After the cheese shop closed for the day, we had a chance to chat with Nina for a few minutes and she showed us the wood-fired brick oven where they bake bread for the market. It's a massive thing, made with over 10 tons of masonry, and so well insulated that the thermometer still read 577 degrees even though it hadn't been fired up since the morning, over 12 hours before. It's too bad that we weren't there earlier in the day. I would've liked to learn about baking. Maybe I can do it some other time, since they routinely hold workshops and seminars for aspiring breadmakers at their farm.

Their dedication to traditional methods hasn't gone unnoticed. They've been featured in Gourmet magazine and last May, more than 50 delegates to the United Nations Commission on Sustainable Development visited Bobolink Dairy as well as other farms in the New York City region that exemplify successful examples of urban-rural partnerships in sustainable agriculture. Tony Bourdain also shot a segment of his food and travel show, "No Reservations" there, where they made a yummy-looking cheese and egg pizza for breakfast.

There was so much more that we wanted to see, but since it was getting late and we had a lot of road ahead yet, we had to get going, but not before loading up the cooler with cheese, bread, and ground beef from the farm store. If you're interested in traditional farming and are ever in the area, you owe it to yourself to stop by for a visit.

Wednesday, September 10, 2008

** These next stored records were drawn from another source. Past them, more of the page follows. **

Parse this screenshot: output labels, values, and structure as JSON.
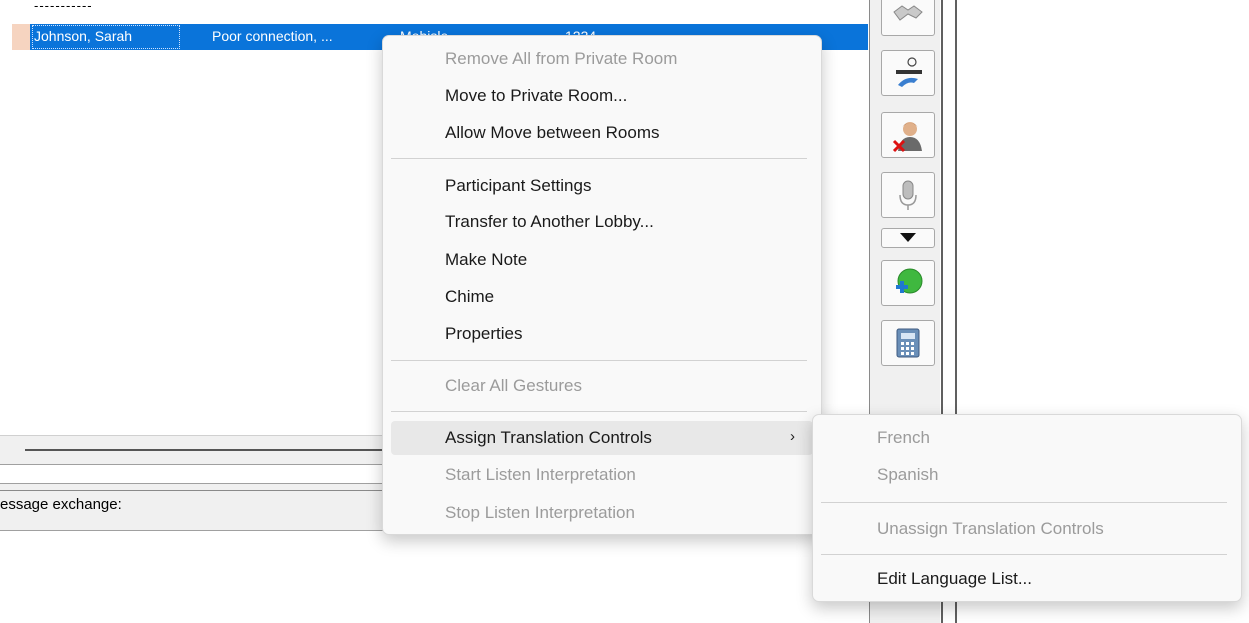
{
  "list": {
    "dashes": "-----------",
    "selected_row": {
      "name": "Johnson, Sarah",
      "note": "Poor connection, ...",
      "col3": "Mobisle",
      "col4": "1234"
    }
  },
  "message_label": "essage exchange:",
  "context_menu": {
    "items": [
      {
        "label": "Remove All from Private Room",
        "enabled": false
      },
      {
        "label": "Move to Private Room...",
        "enabled": true
      },
      {
        "label": "Allow Move between Rooms",
        "enabled": true
      },
      {
        "label": "Participant Settings",
        "enabled": true
      },
      {
        "label": "Transfer to Another Lobby...",
        "enabled": true
      },
      {
        "label": "Make Note",
        "enabled": true
      },
      {
        "label": "Chime",
        "enabled": true
      },
      {
        "label": "Properties",
        "enabled": true
      },
      {
        "label": "Clear All Gestures",
        "enabled": false
      },
      {
        "label": "Assign Translation Controls",
        "enabled": true,
        "submenu_arrow": "›"
      },
      {
        "label": "Start Listen Interpretation",
        "enabled": false
      },
      {
        "label": "Stop Listen Interpretation",
        "enabled": false
      }
    ]
  },
  "submenu": {
    "items": [
      {
        "label": "French",
        "enabled": false
      },
      {
        "label": "Spanish",
        "enabled": false
      },
      {
        "label": "Unassign Translation Controls",
        "enabled": false
      },
      {
        "label": "Edit Language List...",
        "enabled": true
      }
    ]
  },
  "toolbar": {
    "buttons": [
      {
        "icon": "handshake-icon"
      },
      {
        "icon": "phone-transfer-icon"
      },
      {
        "icon": "remove-participant-icon"
      },
      {
        "icon": "microphone-icon"
      },
      {
        "icon": "dropdown-arrow-icon"
      },
      {
        "icon": "add-green-icon"
      },
      {
        "icon": "desk-phone-icon"
      }
    ]
  },
  "colors": {
    "selection": "#0a74da",
    "menu_bg": "#f9f9f9",
    "disabled_text": "#9b9b9b"
  }
}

A friend who was passing through Dubai was kind enough to buy me this little coffee set. The brass thing with the handle is called an "Ibrik" and it's used in the traditional preparation of coffee in that corner of the world. Basically, the coffee is ground extremely fine (to dust, more or less), mixed with water, and slowly allowed to come to a boil three times before being served in the small cups. Many times, cardamom seeds are ground up with the coffee. Well-prepared coffee has a thick foam on the top and does not contain noticeable particles in the foam or the liquid.

I haven't tried this method at home but when I do, I'll post the results.

Tuesday, September 02, 2008

Northeast Regional Roaster's Retreat

A lot of what roasters do is done alone. Aside from our time at the farmer's market, everything else… roasting, cupping, packaging… is a solitary affair. That's why we take advantage of every opportunity to see what the rest of the specialty coffee roasting world is up to. To that end, we traveled up to Lyme, CT to attend the annual Northeast Regional Roaster's Retreat. Held on the grounds of the beautiful Ashlawn Farm, we had the pleasure of sharing company with some of the most passionate coffee people we've ever met.

In attendance were wide-eyed people just starting out and experienced veterans, eager to share their knowledge (and learn a few new tricks). Terry Davis, owner of Ambex Roasters, a roasting equipment manufacturer, demonstrated how different batches of the same coffee can taste dramatically different just by altering the time/temperature profile of the roast.

As you might imagine, tasting, or as we say, "cupping" coffee is a large part of what we do as roasters. Taste is a very subjective thing, and the more elements that can be standardized, the more consistent the end result will be. We participated in an sensory exercise with a special kit of scents called "Le Nez du Café." The kit serves as a reference standard of the significant aromas that are found in coffee and consists of 36 vials of scents commonly associated with coffee such as tobacco and chocolate as well as less common scents (basmati rice anyone?). Sometimes when cupping coffee, I'm at a loss for words to describe a taste. Exercises like this give me an aromatic glossary to refer back to.

Saturday night, Ashlawn Farm held a cookout that featured organic beef raised literally yards from where we stood. It may have been a result of the sensory exercise earlier in the day or maybe just my imagination, but I swore that I could taste the grass in the beef. Whatever the case, it was the perfect meal to end the day.

Apart from honing our technical skills, the shared camaraderie is what makes these types of events really special. Swapping tips and trading "war stories" over a beer helps create a synergy that just isn't possible on internet bulletin boards.

All in all, a weekend well spent.